Two novels about censorship for elementary/middle school
One of my favourite books ever deals with the topic of censorship. Alan Gratz handles it in a smart way in Ban This Book. I read it in two evenings and loved it. This is a brilliant, funny story based on a very real concern, that of banning books in school libraries. Gratz skillfully deals with both sides of the issue in a great way. He leaves the power to solve the problem to the kids, especially to Amy Anne who loves her school library. But the book also manages to show parental concern, the responsibilities of school boards and – most of all – the importance of having a real librarian in the school library and the influence books can have on a child’s life. The story shows how school libraries can be critical to the development of children. His main character grows and changes throughout the story. Gratz neatly quotes real titles, real authors (Dav Pilkey is a visiting author in the story) and refers to real book banning cases, wrapping up all loose ends in a satisfying manner.
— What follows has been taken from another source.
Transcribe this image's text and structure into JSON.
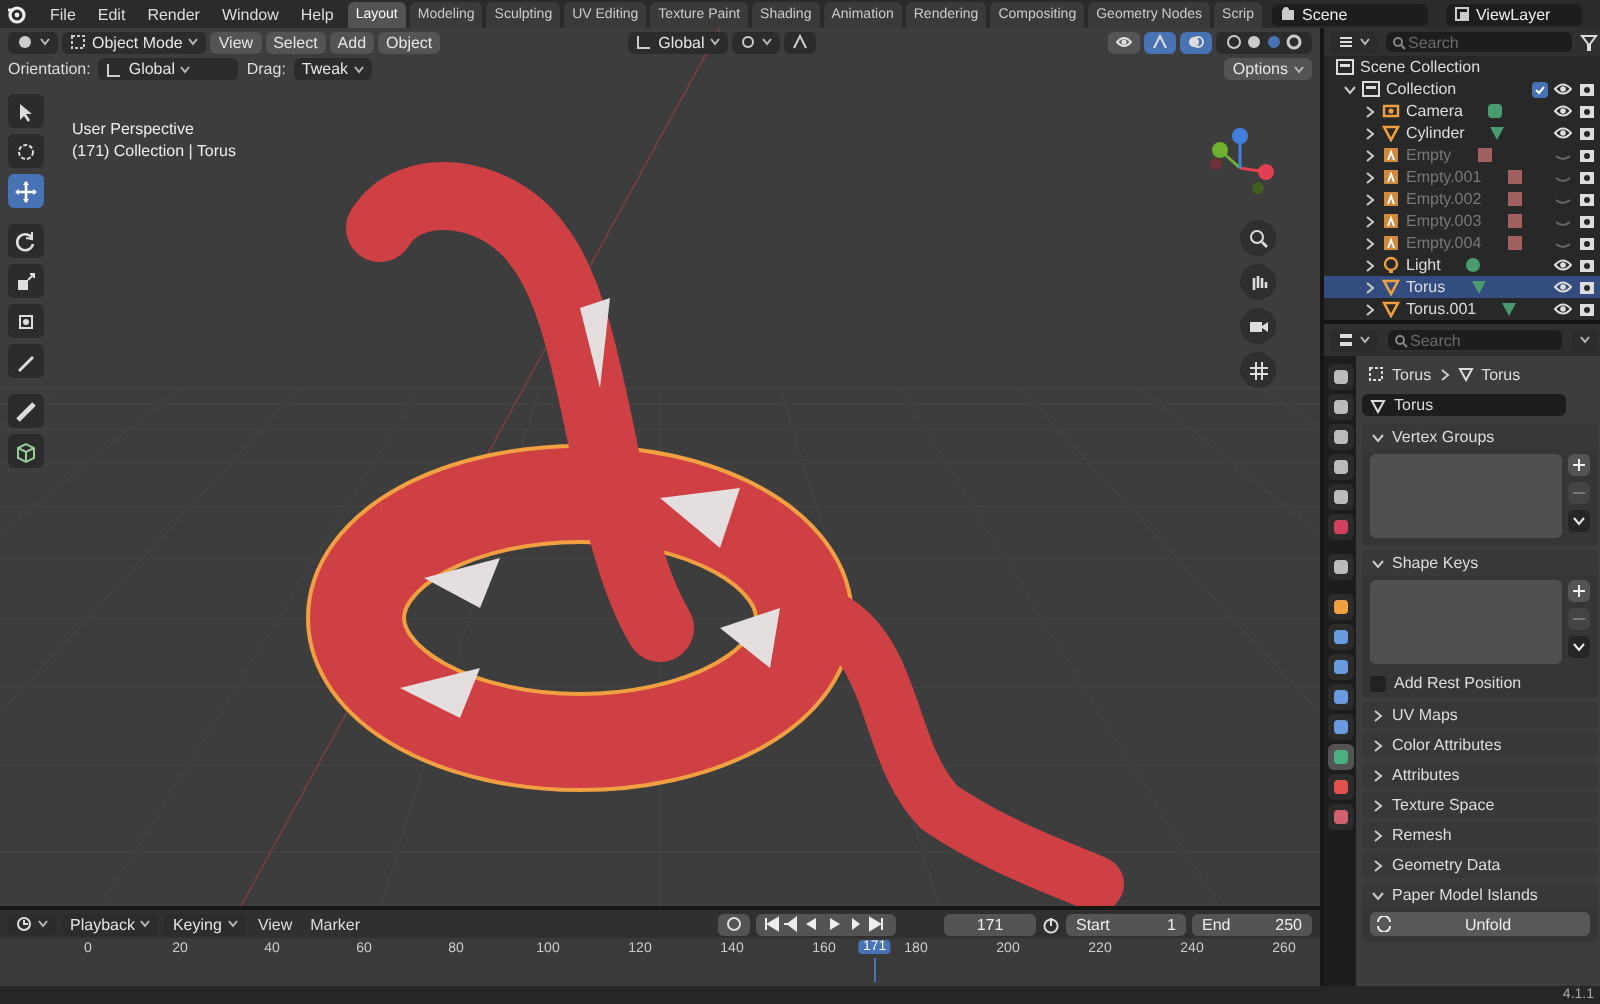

Highly recommended for kids, activists, parents, school administrators and all library lovers.
Starscape, Tom Doherty Associates. ISBN 978-0-7653-8558-1
I had the same high expectation for another book on the same topic, with an attractive cover: Property of the Rebel Librarian by Allison Varnes.
But what a disappointment. Seemingly out of the blue, June’s parents decide that, even though she is in Grade Seven, a book about ghosts is too scary for her. They not only take that book away from her but also any and all books she owns. Then a moving van shows up at her school and all books in the library get removed. June slowly collects books again and lends them out to other. While the topic is an important one for young readers to learn about, and even touches on Little Free Libraries, I found this book too unbelievable to ring true for me.
Yearling, ISBN 978-1-5247-7150-8
Margriet Ruurs is the author of many books for children and conducts author visits via ZOOM.